▶ **Task requirements**
Find every line in the records below that holds the word "unlimited", and copy it out.

▶ **Material to process**
....

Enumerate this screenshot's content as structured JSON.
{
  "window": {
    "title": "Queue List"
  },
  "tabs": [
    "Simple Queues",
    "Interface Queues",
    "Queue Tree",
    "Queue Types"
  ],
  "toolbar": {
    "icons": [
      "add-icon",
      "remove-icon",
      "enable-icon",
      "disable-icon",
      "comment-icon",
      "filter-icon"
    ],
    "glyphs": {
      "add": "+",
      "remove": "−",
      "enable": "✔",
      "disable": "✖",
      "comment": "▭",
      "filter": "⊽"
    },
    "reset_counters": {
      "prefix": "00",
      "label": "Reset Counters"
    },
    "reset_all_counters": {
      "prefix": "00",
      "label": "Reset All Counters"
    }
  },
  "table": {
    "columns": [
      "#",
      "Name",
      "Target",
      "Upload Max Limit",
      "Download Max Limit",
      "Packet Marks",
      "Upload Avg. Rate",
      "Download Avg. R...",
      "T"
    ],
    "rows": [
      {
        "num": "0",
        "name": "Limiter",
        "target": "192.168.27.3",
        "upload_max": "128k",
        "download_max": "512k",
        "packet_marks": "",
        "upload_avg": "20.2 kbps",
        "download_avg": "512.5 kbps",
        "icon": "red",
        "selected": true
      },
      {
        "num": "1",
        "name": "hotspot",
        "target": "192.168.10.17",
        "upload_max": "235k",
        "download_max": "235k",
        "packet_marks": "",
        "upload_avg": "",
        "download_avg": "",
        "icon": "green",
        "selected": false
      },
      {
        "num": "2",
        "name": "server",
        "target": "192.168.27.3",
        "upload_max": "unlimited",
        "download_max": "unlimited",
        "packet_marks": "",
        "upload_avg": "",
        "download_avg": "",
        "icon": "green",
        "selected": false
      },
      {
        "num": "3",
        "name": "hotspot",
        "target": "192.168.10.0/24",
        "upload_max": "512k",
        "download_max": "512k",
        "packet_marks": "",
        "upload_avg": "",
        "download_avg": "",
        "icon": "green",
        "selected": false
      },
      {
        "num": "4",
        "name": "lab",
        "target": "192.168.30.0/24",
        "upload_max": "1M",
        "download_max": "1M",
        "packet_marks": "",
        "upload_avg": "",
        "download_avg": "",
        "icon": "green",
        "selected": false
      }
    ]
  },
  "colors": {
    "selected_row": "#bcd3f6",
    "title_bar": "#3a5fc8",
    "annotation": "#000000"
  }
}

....

▶ **Solution to the exercise**
        "upload_max": "unlimited",
        "download_max": "unlimited",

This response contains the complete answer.